More than 70 % of our planet’s surface is covered by water, creating a vast habitat for thousands of species. Many of these species however are endangered because of the increasing fishing activities of humans. Fish and seafood make up a large part of our food resources, making us hugely dependent on the life existing in our seas, rivers and lakes. Because the thriving of these life forms is so crucial when building a future where humans and nature live in harmony, WWF is actively promoting sustainable fishing all over the planet. Conservation programmes such as Smart Fishing Initiative and Market Transformation Initiative aim towards recreating healthy fish populations and saving endangered species by educating about and researching responsible fishing practices.
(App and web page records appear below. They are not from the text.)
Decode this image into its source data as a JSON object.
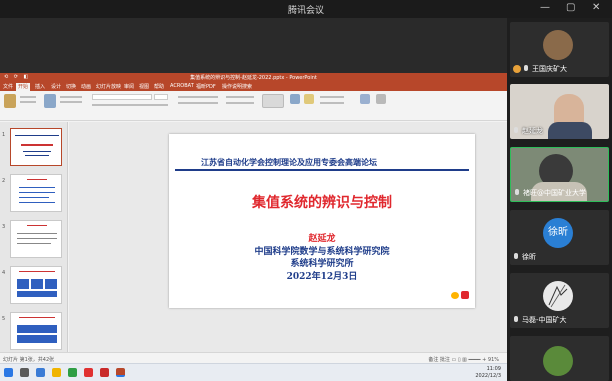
{
  "window": {
    "title": "腾讯会议"
  },
  "ppt": {
    "title": "集值系统的辨识与控制-赵延龙-2022.pptx - PowerPoint",
    "quick_access": "⟲ ⟳ ◧",
    "tabs": [
      "文件",
      "开始",
      "插入",
      "设计",
      "切换",
      "动画",
      "幻灯片放映",
      "审阅",
      "视图",
      "帮助",
      "ACROBAT",
      "福昕PDF",
      "操作说明搜索"
    ],
    "slide_count_label": "幻灯片 第1张，共42张",
    "status_right": "备注  批注  ▭  ▯  ▥  ━━━━  +  91%",
    "slide": {
      "header": "江苏省自动化学会控制理论及应用专委会高端论坛",
      "title": "集值系统的辨识与控制",
      "author": "赵延龙",
      "org1": "中国科学院数学与系统科学研究院",
      "org2": "系统科学研究所",
      "date": "2022年12月3日"
    },
    "thumb_numbers": [
      "1",
      "2",
      "3",
      "4",
      "5"
    ]
  },
  "taskbar": {
    "time": "11:09",
    "date": "2022/12/3"
  },
  "participants": [
    {
      "name": "王国庆矿大",
      "mic_on": true,
      "has_video": false,
      "avatar_color": "#8a6a4a"
    },
    {
      "name": "赵延龙",
      "mic_on": true,
      "has_video": true,
      "avatar_color": "#c9c2b8"
    },
    {
      "name": "褚旺@中国矿业大学",
      "mic_on": true,
      "has_video": true,
      "avatar_color": "#6e7f6a",
      "active": true
    },
    {
      "name": "徐昕",
      "mic_on": true,
      "has_video": false,
      "avatar_color": "#2a7fd4",
      "initials": "徐昕"
    },
    {
      "name": "马磊-中国矿大",
      "mic_on": true,
      "has_video": false,
      "avatar_color": "#e9e9e9"
    },
    {
      "name": "",
      "mic_on": true,
      "has_video": false,
      "avatar_color": "#5a8a3a"
    }
  ]
}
With fishing tools becoming more and more effective, fishing activities across the globe are more intensive than ever. To become economically efficient, fishermen often go beyond a level that is environmentally sustainable. Because fish populations can’t recover fast enough however, the sea’s natural resources are becoming depleted.
In the Smart Fishing Initiative, WWF focuses on promoting responsible fishing, using fishing tools that minimize the impact on marine habitats and endangered species, as well as conserve those resources that are so important human life.
In the Market Transforming Initiative WWF works on encouraging sustainable fishing by approaching and influencing the global fish industry. The programme focuses on promoting the consumption of seafood products which are responsibly sourced, namely the products which meet the standards of the MSC (Marine Stewardship Council) and ASC (Aquaculture Stewardship Council). WWF also supports fisheries that take part in the FIP /AIP (Fisheries/Aquaculture Improvement Project), in order to be certified with MSC/ASC.
Providing fishing tools that preserve the environment:
The circle hook used for tuna fishing has a smaller impact on sea turtles
Appropriate tools for blue crab catching can help to sustain their population
Certain tools can help to rescue sea turtles and other unwanted catch.
Training local fishers:
They are shown how to rescue sea turtles and to use more environmentally friendly tools
Promote communication among fisheries:
In forums fishers can exchange experiences on how to use circle hooks
Fishers are sent to the Asia-Pacific Forum on Sustainable Development (APFSD)
Communication programmes educate fishing communities and school children about the protection of turtles, marine mammals, sharks and juveniles of the target species (tuna)
Research sustainability of fishing activities:
Observers onboard of longliners and handliners measure the impact of fishing on sea turtles and protected species, at the same time guide fishermen on using de-hooker tool
Promote sustainable fisheries through market approach by informing about and encouraging MSC certification
Promote cooperation among the supply chain in fisheries toward sustainable development
Raise awareness of local consumers about green products, reduce demand on non- sustainable products.
The certification is awarded to fisheries practising sustainable fishing by following 3 principles:
Maintaining sustainable fish stocks
Minimising environmental impact
Ensuring effective management.